USA — State and local officials have issued smoke advisories for southeastern Arizona because of two wildfires burning south of Tucson.
The advisories warn people with respiratory problems, the young and elderly to curtail outdoor activities while smoke is in the area.
The Arizona Department of Environmental Quality issued a general smoke advisory Wednesday for Pima, Cochise and Santa Cruz counties.
The Pima County Department of Environmental Quality also issued an advisory for the county.
The state’s advisory was issued because of northward smoke movement from a Mexican wildfire about 10 miles southeast of Nogales, Sonora, according to the agency.
The smoke, along with pollen, dust and high winds, could cause health problems for people who suffer from asthma and other respiratory problems.
Also, high temperatures in the Tucson area – in the mid- to upper 90s through Sunday – will be about 10 degrees above normal for this time of year. Winds will be between 5 and 15 mph over the next several days, according to the National Weather Service.
There are two wildfires burning in Southern Arizona:
The Bull Fire was burning Wednesday on both sides of the Arizona-Mexico border.
More than 9,700 acres have burned on the Arizona side, with 95 percent of the blaze contained, the Coronado National Forest said.
The Greaterville Fire, has burned about 1,825 acres near the Rosemont Ranch, north of Sonoita. That fire was 90 percent contained.
Firefighters are patrolling and mopping up both areas.
Smoke from these fires is not the only worry for people with asthma and respiratory problems.
The high winds are also carrying pollen and dust, making things “very irritating” for people with asthma, lung disease and allergies, said Dr. George Makol of Alvernon Allergy and Asthma.
“It’s definitely having an adverse effect on people,” Makol said.
Makol is seeing up to five new patients each day because of the conditions, he said.
“The pollen season started late. Around April 1, everything really came back with a vengeance,” he said.
People who are vulnerable to these conditions should stay indoors and run the air conditioners in their homes, he said.
“It’s not a good time to be raking the lawn or moving furniture into the shed,” he said.
They should also roll the windows up and turn on the air conditioning in their cars if they go out, he said.
If their symptoms get worse, they should call their doctor as soon as possible, he said.
WHAT TO DO
The Arizona Department of Environmental Quality recommends that children, the elderly and those of all ages with respiratory problems avoid outdoor activities between now and Saturday if wildfire smoke is affecting their areas.
If someone smells smoke and is negatively impacted, the agency says to:
Consider temporarily relocating to another area as long as it is safe to do so.
If you are indoors, stay there with doors and windows closed.
Do not use an evaporative cooler while smoke is present in the area. Run the air conditioning or the fan feature on your home cooling system so that the filter can remove smoke. If you have a separate room filtration system, that can also be used to reduce smoke.
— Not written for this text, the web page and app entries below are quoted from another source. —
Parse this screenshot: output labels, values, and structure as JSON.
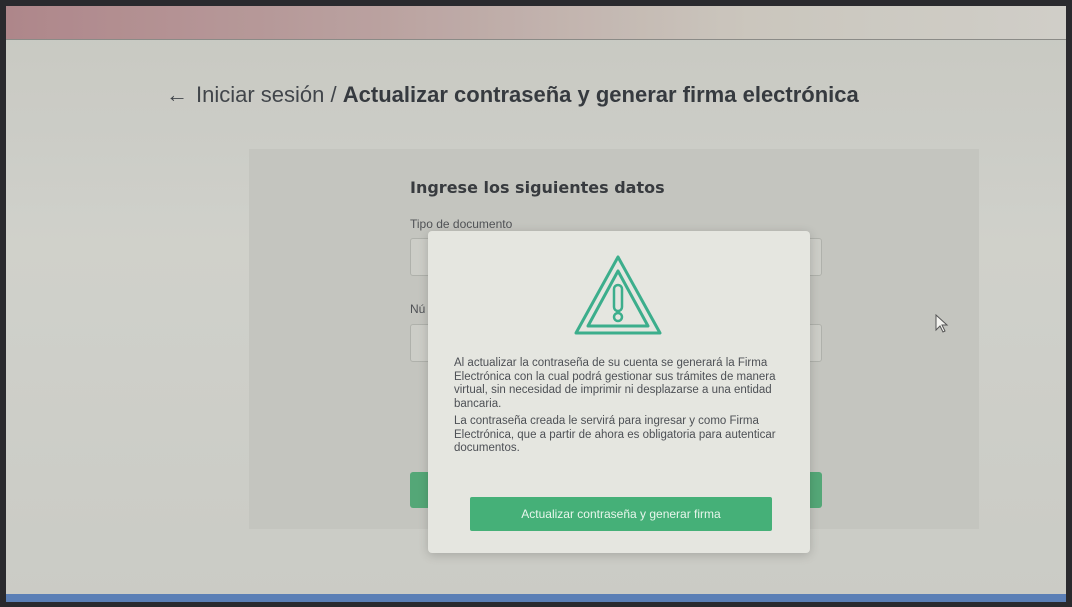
{
  "header": {
    "back_arrow": "←",
    "breadcrumb_parent": "Iniciar sesión",
    "separator": "/",
    "breadcrumb_current": "Actualizar contraseña y generar firma electrónica"
  },
  "form": {
    "title": "Ingrese los siguientes datos",
    "document_type_label": "Tipo de documento",
    "second_label_fragment": "Nú"
  },
  "modal": {
    "icon": "warning-triangle-icon",
    "paragraph1": "Al actualizar la contraseña de su cuenta se generará la Firma Electrónica con la cual podrá gestionar sus trámites de manera virtual, sin necesidad de imprimir ni desplazarse a una entidad bancaria.",
    "paragraph2": "La contraseña creada le servirá para ingresar y como Firma Electrónica, que a partir de ahora es obligatoria para autenticar documentos.",
    "button_label": "Actualizar contraseña y generar firma"
  },
  "colors": {
    "accent_green": "#45b078",
    "taskbar_blue": "#5b7fb6"
  }
}
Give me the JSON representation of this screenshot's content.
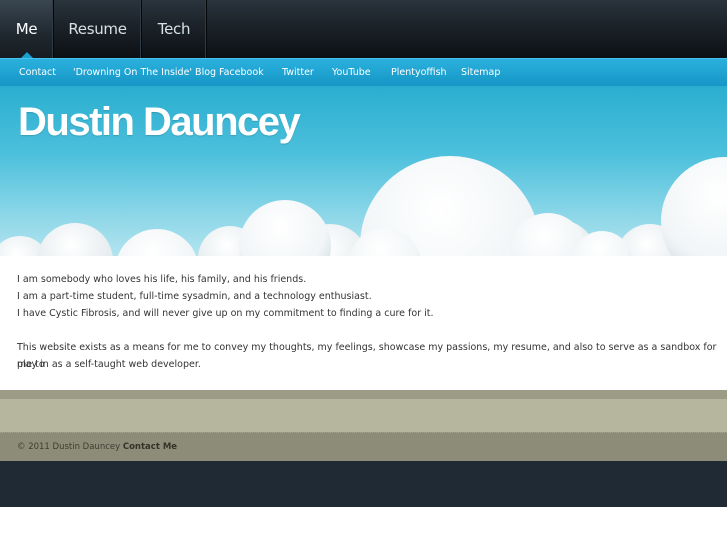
{
  "topnav": {
    "tabs": [
      {
        "label": "Me",
        "active": true
      },
      {
        "label": "Resume",
        "active": false
      },
      {
        "label": "Tech",
        "active": false
      }
    ]
  },
  "subnav": {
    "links": [
      "Contact",
      "'Drowning On The Inside' Blog",
      "Facebook",
      "Twitter",
      "YouTube",
      "Plentyoffish",
      "Sitemap"
    ]
  },
  "header": {
    "title": "Dustin Dauncey"
  },
  "content": {
    "line1": "I am somebody who loves his life, his family, and his friends.",
    "line2": "I am a part-time student, full-time sysadmin, and a technology enthusiast.",
    "line3": "I have Cystic Fibrosis, and will never give up on my commitment to finding a cure for it.",
    "para2_line1": "This website exists as a means for me to convey my thoughts, my feelings, showcase my passions, my resume, and also to serve as a sandbox for me to",
    "para2_line2": "play in as a self-taught web developer."
  },
  "footer": {
    "copyright": "© 2011 Dustin Dauncey",
    "contact_label": "Contact Me"
  },
  "colors": {
    "nav_dark": "#1b2229",
    "subnav_blue": "#1596c6",
    "sky_blue": "#2aaecf",
    "footer_khaki": "#b6b59e",
    "bottom_navy": "#202a34"
  }
}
Reduce physical activity.
If respiratory symptoms persist or become more severe, contact your primary health-care provider.